Bryn Mawr Classical Review (ISSN: 1055-7660) was founded by Richard Hamilton and James, J. O’Donnell, and purports to be the second oldest online scholarly journal in the humanities, and the oldest open access journal.1 The first reviews shipped in November 1990. In 1993, we were joined by the Bryn Mawr Medieval Review (since 1997: The Medieval Review), conceived by Eugene Vance of the University of Washington and now edited by Deborah Deliyannis at Indiana University (where it is based). Email subscribers may elect to receive BMCR alone or BMCR and TMR together (subscription form here).
The editors are grateful to numerous colleagues and institutions over the years of our work. Chiefly we owe a debt to our editorial board and to our myriad contributors, whose work is the center of what we do. Particular thanks to former editors: Ellen Bauerle, Barbara Barletta, Tad Brennan, Brendan Burke, Matthew Christ, Cynthia Damon, Mark Edwards, Joseph Farrell, Rolando Ferri, Sander Goldberg, Alain Gowing, Richard Green, Dan Hooley, Simon Hornblower, Brad Inwood, Ine Jacobs, David Johnson, Christina Kraus, Eleanor Winsor Leach, Peter Magee, Miranda Marvin, Jenifer Neils, Robert Ousterhout, David Potter, Kent Rigsby, Jeffrey Rusten, Stephen Salkever, David Sansone, Nancy Shumate, David Sider, William Slater, and John Yardley.

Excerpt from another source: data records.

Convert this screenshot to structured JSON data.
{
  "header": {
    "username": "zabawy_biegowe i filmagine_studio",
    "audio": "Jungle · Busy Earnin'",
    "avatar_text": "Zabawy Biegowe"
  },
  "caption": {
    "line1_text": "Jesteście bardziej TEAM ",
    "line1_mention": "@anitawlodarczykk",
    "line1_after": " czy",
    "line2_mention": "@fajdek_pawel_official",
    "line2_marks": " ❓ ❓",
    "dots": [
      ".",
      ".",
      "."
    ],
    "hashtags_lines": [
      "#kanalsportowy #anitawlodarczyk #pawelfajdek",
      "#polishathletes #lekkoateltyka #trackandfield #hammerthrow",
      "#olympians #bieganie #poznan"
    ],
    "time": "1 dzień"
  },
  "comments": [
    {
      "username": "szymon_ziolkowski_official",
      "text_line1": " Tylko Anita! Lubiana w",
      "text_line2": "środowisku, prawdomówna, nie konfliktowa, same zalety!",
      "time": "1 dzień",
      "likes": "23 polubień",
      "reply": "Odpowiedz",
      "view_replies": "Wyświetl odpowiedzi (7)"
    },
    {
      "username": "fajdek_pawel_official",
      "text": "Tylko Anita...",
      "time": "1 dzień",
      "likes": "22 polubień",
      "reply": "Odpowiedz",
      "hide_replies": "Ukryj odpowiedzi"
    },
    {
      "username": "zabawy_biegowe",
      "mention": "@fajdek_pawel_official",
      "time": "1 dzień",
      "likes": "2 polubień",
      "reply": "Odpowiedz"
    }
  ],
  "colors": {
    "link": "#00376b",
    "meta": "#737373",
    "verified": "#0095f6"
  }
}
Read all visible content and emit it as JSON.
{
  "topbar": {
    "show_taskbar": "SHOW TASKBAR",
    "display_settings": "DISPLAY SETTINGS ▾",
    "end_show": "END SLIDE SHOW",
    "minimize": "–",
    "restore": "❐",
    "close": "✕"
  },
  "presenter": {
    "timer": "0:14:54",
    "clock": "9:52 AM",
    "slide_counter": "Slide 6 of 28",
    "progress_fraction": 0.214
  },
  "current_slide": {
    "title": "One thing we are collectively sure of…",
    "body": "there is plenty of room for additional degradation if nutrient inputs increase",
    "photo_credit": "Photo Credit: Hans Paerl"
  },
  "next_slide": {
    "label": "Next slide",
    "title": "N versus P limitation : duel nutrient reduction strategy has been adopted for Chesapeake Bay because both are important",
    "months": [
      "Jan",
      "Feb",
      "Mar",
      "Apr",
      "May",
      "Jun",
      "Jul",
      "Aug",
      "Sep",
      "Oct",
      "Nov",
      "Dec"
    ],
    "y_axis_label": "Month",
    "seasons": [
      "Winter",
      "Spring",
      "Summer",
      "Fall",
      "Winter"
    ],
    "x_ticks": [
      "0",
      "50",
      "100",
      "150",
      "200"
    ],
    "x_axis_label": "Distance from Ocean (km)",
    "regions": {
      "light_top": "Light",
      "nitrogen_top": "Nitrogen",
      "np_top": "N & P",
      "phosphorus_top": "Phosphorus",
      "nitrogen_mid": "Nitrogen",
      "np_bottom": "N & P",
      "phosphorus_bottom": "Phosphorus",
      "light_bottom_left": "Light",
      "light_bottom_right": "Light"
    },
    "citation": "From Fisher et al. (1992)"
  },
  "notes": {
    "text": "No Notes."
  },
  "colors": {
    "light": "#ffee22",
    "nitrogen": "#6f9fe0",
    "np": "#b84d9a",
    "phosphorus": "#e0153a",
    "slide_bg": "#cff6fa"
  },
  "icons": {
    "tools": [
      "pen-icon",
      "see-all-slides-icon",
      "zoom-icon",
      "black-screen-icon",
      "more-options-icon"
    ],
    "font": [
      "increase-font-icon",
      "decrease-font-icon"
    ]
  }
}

We began with a simple list-serving program at Bryn Mawr College and have used Bryn Mawr College computing facilities gratefully throughout our history. Ann Dixon was assistant director of computing at BMC in 1990 and was indispensable in getting us up and running. John Wilkin, now at the University of Illinois but formerly of the University of Virginia, was also indispensable at different points in our history, first for providing the gopher site and technical support when we began serious archiving in 1992, and later for advice and technical support on our transition to the web presentation seen here. We are also grateful to Kendon Stubbs of the University of Virginia Library for his support and assistance over many years. From 1994-1999, BMCR enjoyed the support of the Andrew W. Mellon Foundation as part of a larger Mellon project to study the growth and functioning of electronic journals: Richard Ekman and Richard Quandt at Mellon were colleagues and friends through this period. The web presentation enjoyed the privileges of the University of Pennsylvania’s Center for the Computer Analysis of Texts and could not have been possible without the assistance of Penn’s Jay Treat, Ken MacFarlane, Warren Petrofsky, and Ira Winston. The present web instantiation emerged from a partnership with “The Stoa Consortium“, and in particular Anne Mahoney and Ross Scaife. All websites are “under construction” in perpetuity and this is no exception. Suggestions, comments, and criticism are eagerly sought and welcomed.